I’m so bored that the dozens of pictures that I took over the last month or so are languishing on my hard drive, unlikely to ever see the light of day. And the July clear-out post of pictures, scheduled to drop, eventually, is probably going to be deleted, as there’s nothing really new in them.
The most exciting thing I’ve made since my last post (NOT yesterday’s Italian bread post) is a batch of baked beef meatballs which I combined with jarred mushroom spaghetti sauce and rotini pasta for today’s supper. I toasted a couple of slices of the bread for garlic bread.
A few days ago I thawed the last of the hamantaschen pastry from Christmas. Today, I rolled out the pastry, cut out 2 inch circles and shaped them into a sort of ‘bow-tie’ cookie filled with mincemeat, also leftover from Christmas. Tasty but otherwise … meh.
In a recent ‘conversation through blog comments’ with a blogging friend I mentioned my last culinary shopping splurge, at the local LCBO … a bottle of Niagara Pinot Grigio and a bottle of sake. The Pinot was slated for risotto and/or mussels in a white wine and tomato sauce, and the sake was supposed to be paired with something sushi related. It didn’t happen. In the middle is a bottle of Polish made mead in a ceramic bottle gifted to me by my nephew. I’ll have to do something creative with it, one of these days.
And that’s about it, folks.
8 thoughts on “Baked Meatballs … and Stuff”
Now I can see that it says The Original Honey Drink on that bottle, but the website calls it a beer, so which is it? Our local wine store offers Celtic Honey Mead which is a cordial, as it should be, the same as the old Russian “medovukha.”
The web site is a ‘beer’ rating site. It’s a honey mead. I also have a bottle of cranberry mead in my pantry which I’ve used to poach fruit like pears.
I didn’t even know it existed, other than in history books. You’ve prompted me to start looking for it. I poach pears in Cointreau or Frangelico, whatever happens to be at hand, but now I want to try mead.
Here’s the original cranberry mead that informed me about mead. I used the flavours of that bottle to make the poaching liquid for the pears. And then used the poaching liquid itself in drinks.
Since mead is fermented honey, diluted by water a bit,and I usually have tons of honey left after High Holidays, I’ll give your recipe a try, minus the cranberries. If it works, it’ll be great for baing as well.

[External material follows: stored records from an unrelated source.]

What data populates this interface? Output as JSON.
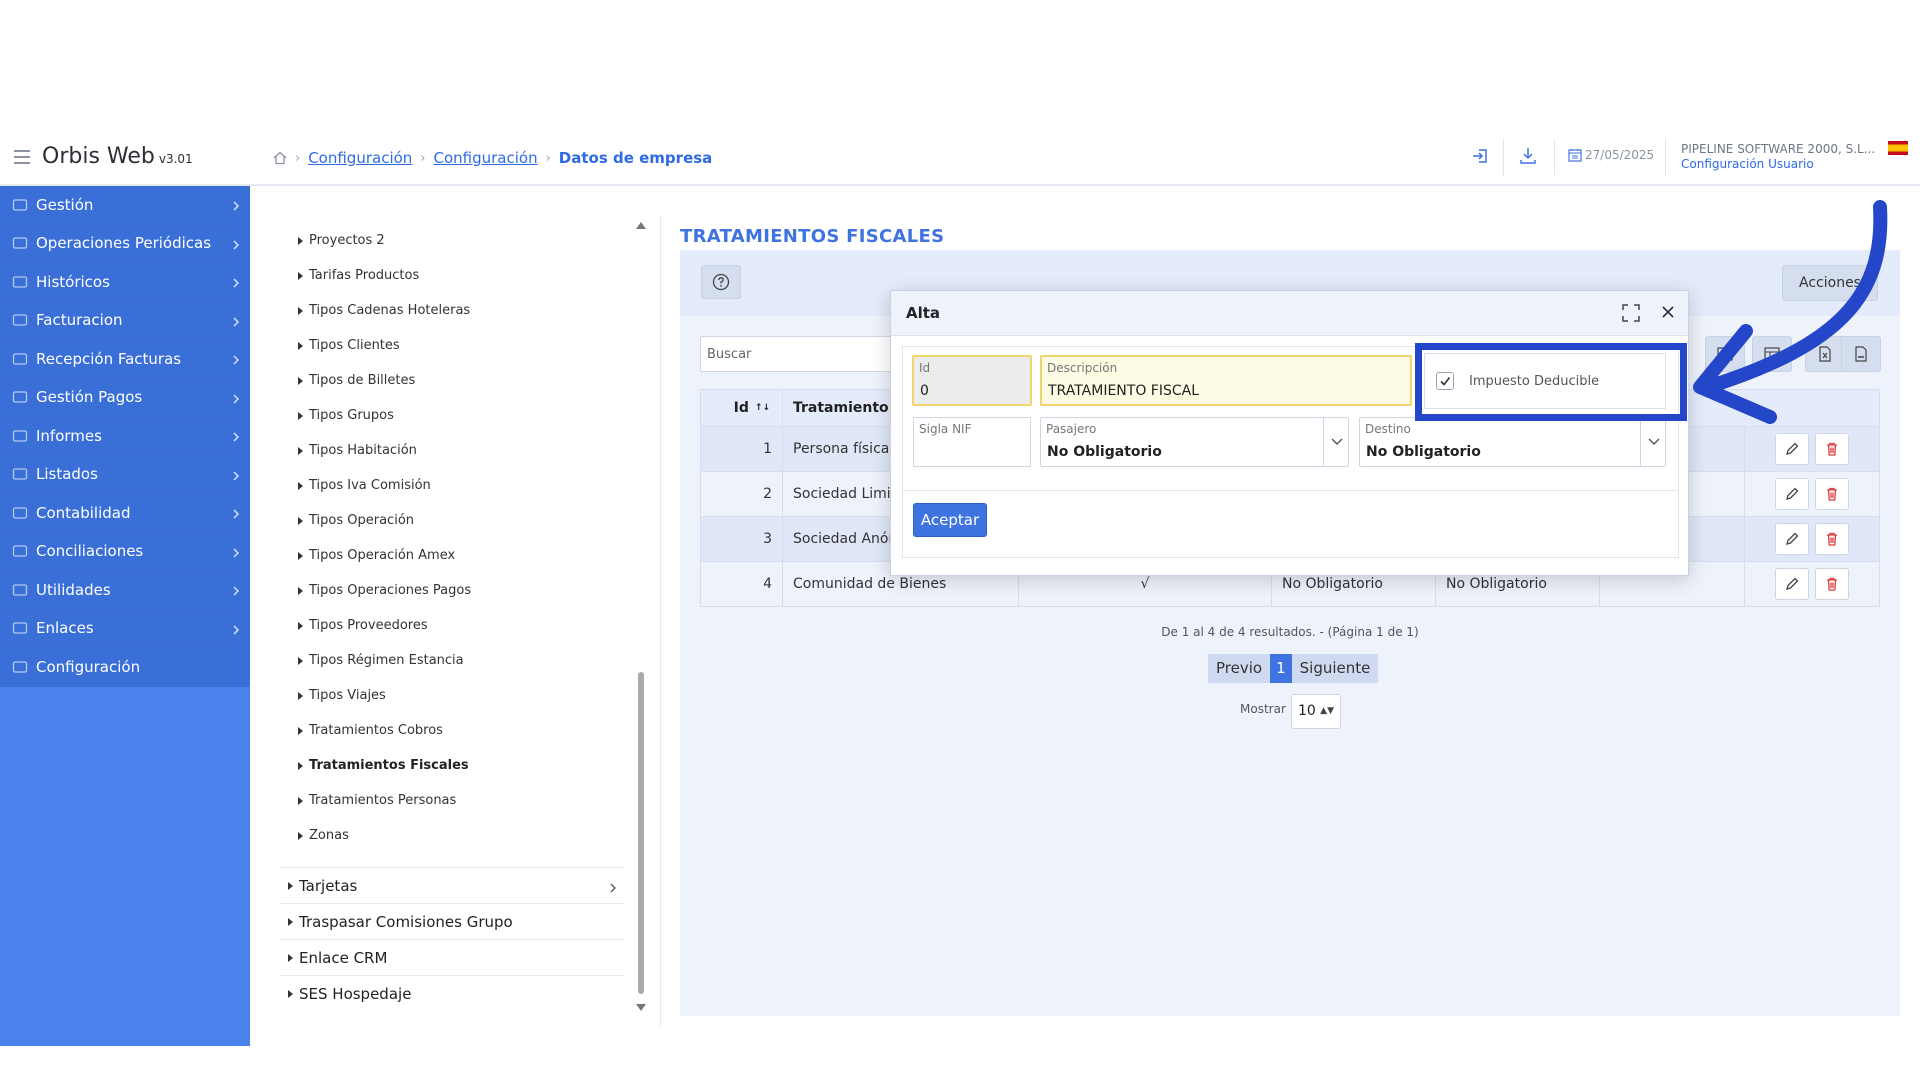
{
  "header": {
    "app_name": "Orbis Web",
    "app_version": "v3.01",
    "breadcrumb": [
      "Configuración",
      "Configuración",
      "Datos de empresa"
    ],
    "date": "27/05/2025",
    "company": "PIPELINE SOFTWARE 2000, S.L...",
    "config_user": "Configuración Usuario"
  },
  "sidebar": {
    "items": [
      {
        "label": "Gestión",
        "icon": "briefcase-icon"
      },
      {
        "label": "Operaciones Periódicas",
        "icon": "network-icon"
      },
      {
        "label": "Históricos",
        "icon": "folder-icon"
      },
      {
        "label": "Facturacion",
        "icon": "bank-icon"
      },
      {
        "label": "Recepción Facturas",
        "icon": "card-icon"
      },
      {
        "label": "Gestión Pagos",
        "icon": "wallet-icon"
      },
      {
        "label": "Informes",
        "icon": "report-icon"
      },
      {
        "label": "Listados",
        "icon": "document-icon"
      },
      {
        "label": "Contabilidad",
        "icon": "ledger-icon"
      },
      {
        "label": "Conciliaciones",
        "icon": "link-icon"
      },
      {
        "label": "Utilidades",
        "icon": "tools-icon"
      },
      {
        "label": "Enlaces",
        "icon": "chain-icon"
      },
      {
        "label": "Configuración",
        "icon": "gear-icon"
      }
    ]
  },
  "tree": {
    "items": [
      "Proyectos 2",
      "Tarifas Productos",
      "Tipos Cadenas Hoteleras",
      "Tipos Clientes",
      "Tipos de Billetes",
      "Tipos Grupos",
      "Tipos Habitación",
      "Tipos Iva Comisión",
      "Tipos Operación",
      "Tipos Operación Amex",
      "Tipos Operaciones Pagos",
      "Tipos Proveedores",
      "Tipos Régimen Estancia",
      "Tipos Viajes",
      "Tratamientos Cobros",
      "Tratamientos Fiscales",
      "Tratamientos Personas",
      "Zonas"
    ],
    "selected": "Tratamientos Fiscales",
    "groups": [
      "Tarjetas",
      "Traspasar Comisiones Grupo",
      "Enlace CRM",
      "SES Hospedaje"
    ]
  },
  "main": {
    "title": "TRATAMIENTOS FISCALES",
    "acciones_label": "Acciones",
    "search_placeholder": "Buscar",
    "table": {
      "headers": [
        "Id",
        "Tratamiento Fi"
      ],
      "rows": [
        {
          "id": "1",
          "tratamiento": "Persona física",
          "impuesto": "",
          "pasajero": "",
          "destino": ""
        },
        {
          "id": "2",
          "tratamiento": "Sociedad Limita",
          "impuesto": "",
          "pasajero": "",
          "destino": ""
        },
        {
          "id": "3",
          "tratamiento": "Sociedad Anón",
          "impuesto": "",
          "pasajero": "",
          "destino": ""
        },
        {
          "id": "4",
          "tratamiento": "Comunidad de Bienes",
          "impuesto": "√",
          "pasajero": "No Obligatorio",
          "destino": "No Obligatorio"
        }
      ]
    },
    "results_text": "De 1 al 4 de 4 resultados. - (Página 1 de 1)",
    "pager": {
      "prev": "Previo",
      "current": "1",
      "next": "Siguiente"
    },
    "mostrar_label": "Mostrar",
    "mostrar_value": "10"
  },
  "modal": {
    "title": "Alta",
    "id_label": "Id",
    "id_value": "0",
    "descripcion_label": "Descripción",
    "descripcion_value": "TRATAMIENTO FISCAL",
    "checkbox_label": "Impuesto Deducible",
    "checkbox_checked": true,
    "sigla_label": "Sigla NIF",
    "sigla_value": "",
    "pasajero_label": "Pasajero",
    "pasajero_value": "No Obligatorio",
    "destino_label": "Destino",
    "destino_value": "No Obligatorio",
    "aceptar_label": "Aceptar"
  },
  "colors": {
    "sidebar": "#4a82ec",
    "accent": "#3f74e0",
    "highlight": "#2446c9",
    "field_highlight": "#f0d56a"
  }
}
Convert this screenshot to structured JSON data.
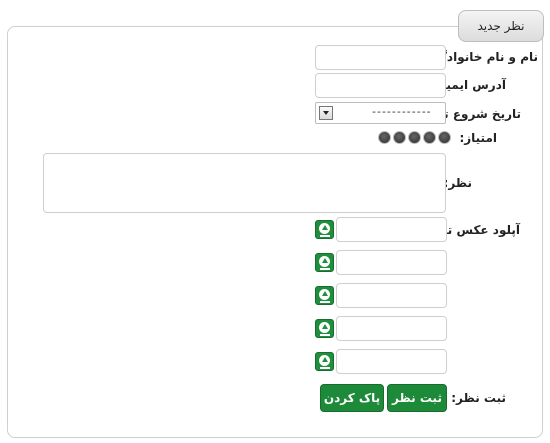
{
  "panel": {
    "tab_title": "نظر جدید"
  },
  "form": {
    "full_name_label": "نام و نام خانوادگی:",
    "email_label": "آدرس ایمیل:",
    "tour_date_label": "تاریخ شروع تور:",
    "tour_date_value": "------------",
    "rating_label": "امتیاز:",
    "rating_max": 5,
    "comment_label": "نظر:",
    "upload_label": "آپلود عکس تور:",
    "upload_slots": 5,
    "submit_row_label": "ثبت نظر:",
    "submit_button": "ثبت نظر",
    "clear_button": "پاک کردن"
  },
  "colors": {
    "accent": "#1d8a3a",
    "border": "#cfcfcf"
  },
  "icons": {
    "upload": "upload-arrow-icon",
    "dropdown": "chevron-down-icon",
    "rating": "circle-star-icon"
  }
}
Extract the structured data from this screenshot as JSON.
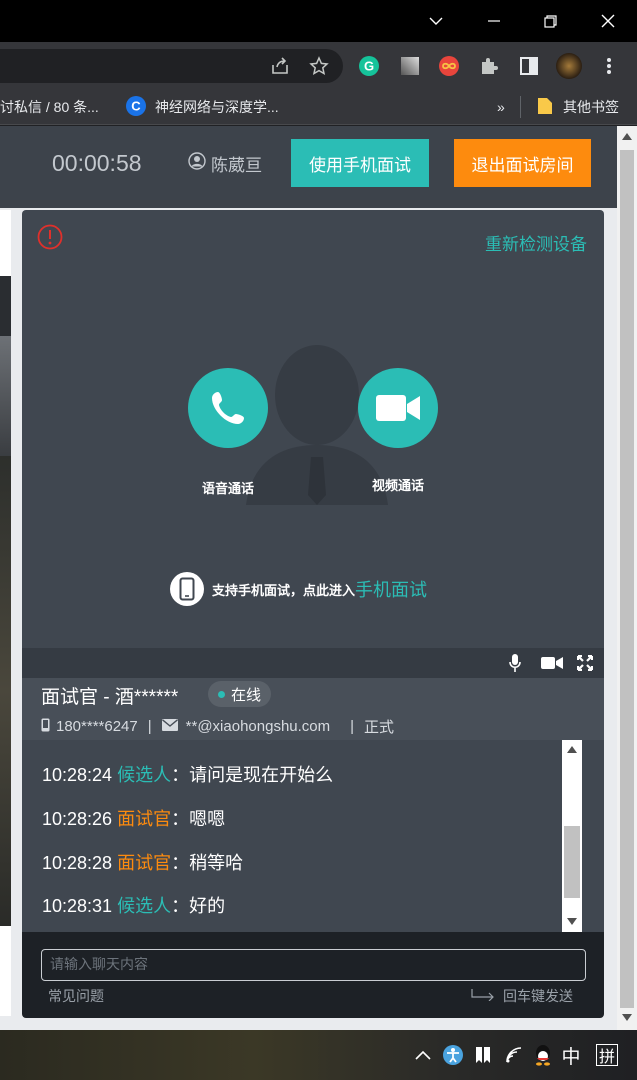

The honey and the alcohol content gives mead poached fruit their unique flavour. I was too frugal to use the sipping mead for poaching which is what led me to making the substitution. 🙂
Melomel is the name for the category of fruit flavoured meads. A ‘local’ winery made the one that I have. I found the link below fascinating (not that I ever intended to brew my own) esp the mead made with rose petals called ‘metheglin’. The one with rosehips is called ‘rhodomel’.
I am astonished, and I thank you! Berry-flavored meads are mentioned in Russian history, being especially favored during Ivan the Terrible times, but I want to start with a plain one, to master the procedure.
Lovely dinner idea. Thanks for sharing 🙂 I made an amazing traditional polish yeast cake that I highly recommend trying